Tag Archives: millennials

Employers Start to Give Millennials the Axe…How to Leave a Job Gracefully… Indulge in Temptation to Thwart Procrastination?

Employers Start to Give Millennials the Axe

Employers are fed up with millennials’ attitudes toward work, and their behavior is beginning to cause seriousshutterstock_182400230_OCT blowback. An article in Inc. Magazine provides advice for millennials who want to stay employed.

  • Be proactive. Employers are not parents and do not want to coach new hires. An employee is paid to do a job. Providing extensive on-the-job training doesn’t make financial sense to employers. Instead, millennials should take training into their own hands to close skill gaps and find a mentor from whom they can solicit advice confidentially.
  • Show some work ethic. A new employer will be less than impressed if a new- hire comes in late or leaves the second the clock hits 5 p.m. Showing commitment to work will result in gaining trust and respect.
  • W-O-R-K isn’t spelled F-U-N. Millennials who want to work in a fun place with “cool” perks like on-site meals and gym memberships often quickly become unhappy with their jobs. That’s because job satisfaction comes from internal motivation and doing a task well, not from receiving constant approval, praise, and perks.

— From Inc.com

How to Leave a Job Gracefully

Employees who are off to a new job should keep quiet if they have negative feelings about the position they are leaving. The following advice offers guidance to employees who want to leave on good terms—and know that they can rely on their soon-to-be prior place of employment for a good recommendation down the line.

  • Vent elsewhere, not in the office, and only with those not connected to the job.
  • Remember those with whom you used to work may cross your path again as a colleague.
  • Hand off your projects to someone else before you leave, and work hard through your last day.
  • Provide diplomatic reasons (such as a better opportunity) for leaving rather than complaining about the job or supervisor.
  • Make your goal to leave with your relationships and reputation intact.

–From The Wall Street Journal

 Indulge in Temptation to Thwart Procrastination?

Research conducted by Katherine Milkman from the Wharton School has shown that temptation building—combining a tempting behavior with a more productive one—can provide procrastinators with the best of both worlds.

She found that combining one tempting activity, such as reading a page-turner, and one more productive but less anticipated activity—say, working out at the gym—led to positive outcomes. This bundling of instantly rewarding activities with less gratifying ones works especially well when the procrastinator can only indulge in the fun activity while also being productive. Milkman’s research noted that slips are bound to occur but that planning situations to minimize temptations helps procrastinators keep on track.

–From Fast Company

 

Millennials…Not as Tech Savvy as We Thought

The common notion that millennials are all “digital natives” is a myth, according to research conducted by Eszter Hargittai of Northwestern University.confused student

Hargittai studied students’ Internet use and found that not all are HTML-coding, app-building savants.
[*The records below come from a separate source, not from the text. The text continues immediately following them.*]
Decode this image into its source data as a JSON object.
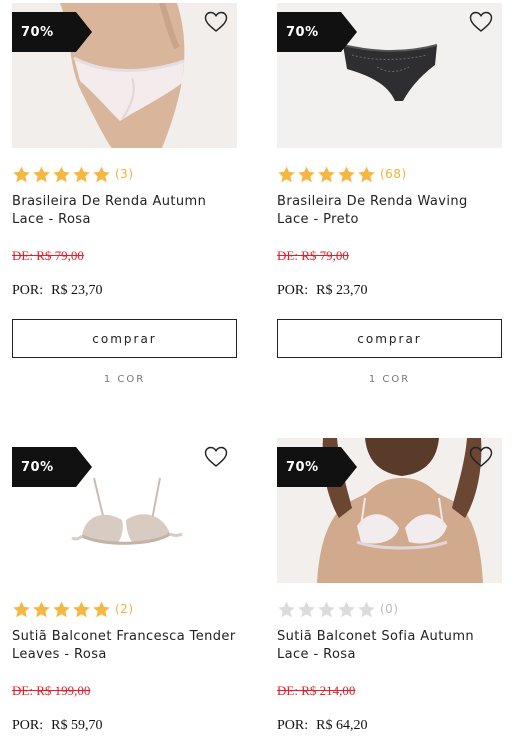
{
  "colors": {
    "star_filled": "#f5b642",
    "star_empty": "#dcdcdc",
    "old_price": "#e0202a",
    "badge": "#111111"
  },
  "products": [
    {
      "discount": "70%",
      "image": "lace-brief-rosa",
      "rating": 5,
      "reviews": "(3)",
      "name": "Brasileira De Renda Autumn Lace - Rosa",
      "old_price": "DE: R$ 79,00",
      "por_label": "POR:",
      "price": "R$ 23,70",
      "buy_label": "comprar",
      "colors_label": "1 COR"
    },
    {
      "discount": "70%",
      "image": "lace-brief-preto",
      "rating": 5,
      "reviews": "(68)",
      "name": "Brasileira De Renda Waving Lace - Preto",
      "old_price": "DE: R$ 79,00",
      "por_label": "POR:",
      "price": "R$ 23,70",
      "buy_label": "comprar",
      "colors_label": "1 COR"
    },
    {
      "discount": "70%",
      "image": "balconet-bra-nude",
      "rating": 5,
      "reviews": "(2)",
      "name": "Sutiã Balconet Francesca Tender Leaves - Rosa",
      "old_price": "DE: R$ 199,00",
      "por_label": "POR:",
      "price": "R$ 59,70"
    },
    {
      "discount": "70%",
      "image": "balconet-bra-model",
      "rating": 0,
      "reviews": "(0)",
      "name": "Sutiã Balconet Sofia Autumn Lace - Rosa",
      "old_price": "DE: R$ 214,00",
      "por_label": "POR:",
      "price": "R$ 64,20"
    }
  ]
}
In fact, some have no idea how to adjust the privacy settings on their social media accounts, which negatively affects their online identities. Hargittai points out “There is more to using digital media than turning it on.”
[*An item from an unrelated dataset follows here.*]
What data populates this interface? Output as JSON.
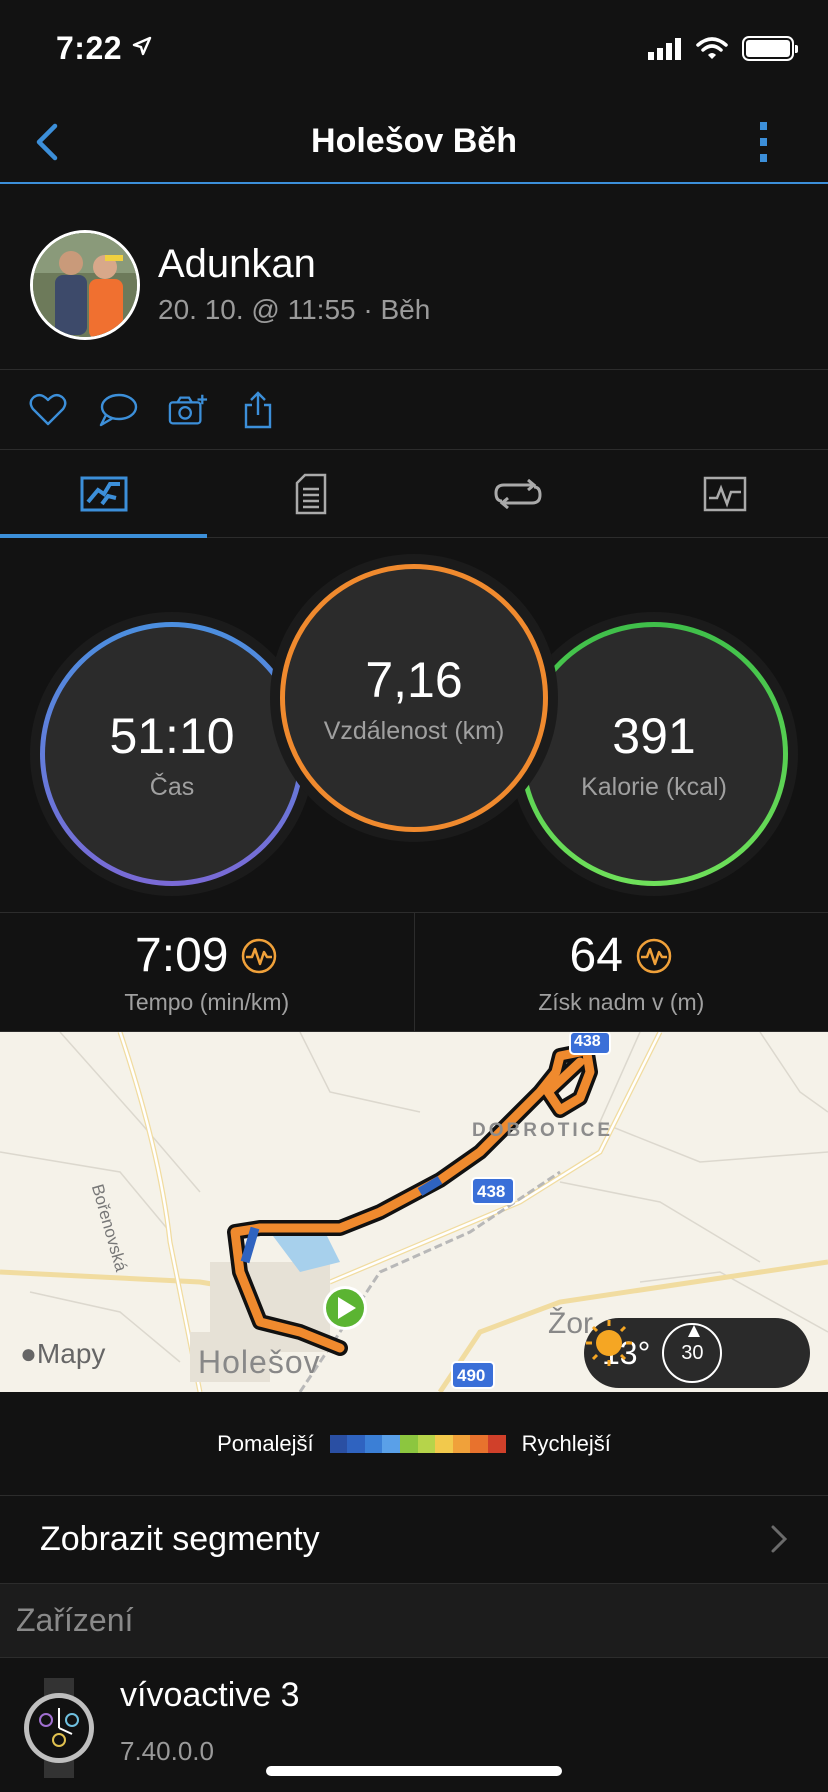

Her research found that students’ technological expertise is linked to their socioeconomic status and that less privileged students often lack basic knowledge, such as how the Internet functions. Students with one parent having a graduate degree had significantly higher levels of technological savvy; African American, Hispanics, and women reported having fewer Internet-related skills.

The number of years a student had been exposed to computers did not predict using the Internet in varied and informed ways. Instead, laptop ownership, access to a number of Internet locations, and amount of time spent online were the predictors of higher levels of Internet-related activities. White and Asian American males with educated parents had the greatest amount of skill and used the Web in more informed ways for more types of activities than any other group.

Because of the common myth that all college students are technologically savvy by virtue of being born in the technological age, many colleges do not address the issue. However, some schools have started courses to help students build and manage online reputations in response to the research.

Classroom Discussion Questions

  1. How might a lack of technological savvy affect a college student?
  2. What, if anything, should colleges do to ensure that students understand technology and social media and follow professional best practices?
  3. How can students (and instructors) improve their own knowledge of technology?

What are your experiences with students’ tech savvy? Please let us know.


 

Sources: O’Neil, M. (2014, April 21). Confronting the myth of the ‘digital native.’ Retrieved from http://chronicle.com/article/Confronting-the-Myth-of-the/145949/?cid=wb&utm_source=wb&utm_medium=en

Hargittai, E. (2010, February). Digital Na(t)ives? Variation in internet skills and uses among members of the ‘net generation.’ Sociological Inquiry, (80)1, 92-113.